_What is expected:_
Please find every line of the listing below where "label" occurs and copy it.
┏━━
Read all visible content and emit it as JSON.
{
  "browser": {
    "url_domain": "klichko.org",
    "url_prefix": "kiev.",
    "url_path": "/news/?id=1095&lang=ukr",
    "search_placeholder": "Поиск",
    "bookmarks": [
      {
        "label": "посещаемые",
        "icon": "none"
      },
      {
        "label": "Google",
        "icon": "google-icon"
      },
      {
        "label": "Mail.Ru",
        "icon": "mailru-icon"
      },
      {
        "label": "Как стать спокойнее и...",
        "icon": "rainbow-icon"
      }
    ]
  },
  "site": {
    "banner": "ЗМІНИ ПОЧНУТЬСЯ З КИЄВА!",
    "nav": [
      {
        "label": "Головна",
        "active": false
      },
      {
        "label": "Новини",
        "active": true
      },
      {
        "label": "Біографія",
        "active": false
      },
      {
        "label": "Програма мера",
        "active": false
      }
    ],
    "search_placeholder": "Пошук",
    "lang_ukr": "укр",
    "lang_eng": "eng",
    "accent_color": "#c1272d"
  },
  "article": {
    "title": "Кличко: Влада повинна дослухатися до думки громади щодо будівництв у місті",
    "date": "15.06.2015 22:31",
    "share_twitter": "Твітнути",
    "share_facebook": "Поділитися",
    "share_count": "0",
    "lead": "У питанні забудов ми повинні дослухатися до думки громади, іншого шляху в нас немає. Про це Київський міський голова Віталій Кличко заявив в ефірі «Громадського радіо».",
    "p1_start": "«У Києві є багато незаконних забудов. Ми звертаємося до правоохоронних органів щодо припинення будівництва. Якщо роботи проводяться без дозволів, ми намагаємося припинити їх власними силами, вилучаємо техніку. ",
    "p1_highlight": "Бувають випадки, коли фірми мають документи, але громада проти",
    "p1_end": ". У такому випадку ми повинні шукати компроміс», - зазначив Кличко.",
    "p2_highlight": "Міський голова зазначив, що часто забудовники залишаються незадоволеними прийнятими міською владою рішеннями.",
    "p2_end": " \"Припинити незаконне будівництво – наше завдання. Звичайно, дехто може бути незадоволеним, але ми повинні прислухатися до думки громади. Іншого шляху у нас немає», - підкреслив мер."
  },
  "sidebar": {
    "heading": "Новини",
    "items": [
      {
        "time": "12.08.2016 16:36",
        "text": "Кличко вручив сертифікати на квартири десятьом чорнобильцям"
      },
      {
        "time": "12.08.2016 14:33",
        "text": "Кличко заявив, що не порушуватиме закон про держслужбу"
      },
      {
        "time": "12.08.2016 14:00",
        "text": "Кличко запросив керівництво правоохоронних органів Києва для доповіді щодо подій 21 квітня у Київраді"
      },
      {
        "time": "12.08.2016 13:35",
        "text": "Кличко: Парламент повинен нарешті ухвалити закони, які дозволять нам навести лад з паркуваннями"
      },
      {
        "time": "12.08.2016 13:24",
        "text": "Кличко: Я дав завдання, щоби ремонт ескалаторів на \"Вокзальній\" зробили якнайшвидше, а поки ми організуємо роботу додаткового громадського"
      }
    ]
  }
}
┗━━
_Solved exercise:_
        "label": "посещаемые",
        "label": "Google",
        "label": "Mail.Ru",
        "label": "Как стать спокойнее и...",
        "label": "Головна",
        "label": "Новини",
        "label": "Біографія",
        "label": "Програма мера",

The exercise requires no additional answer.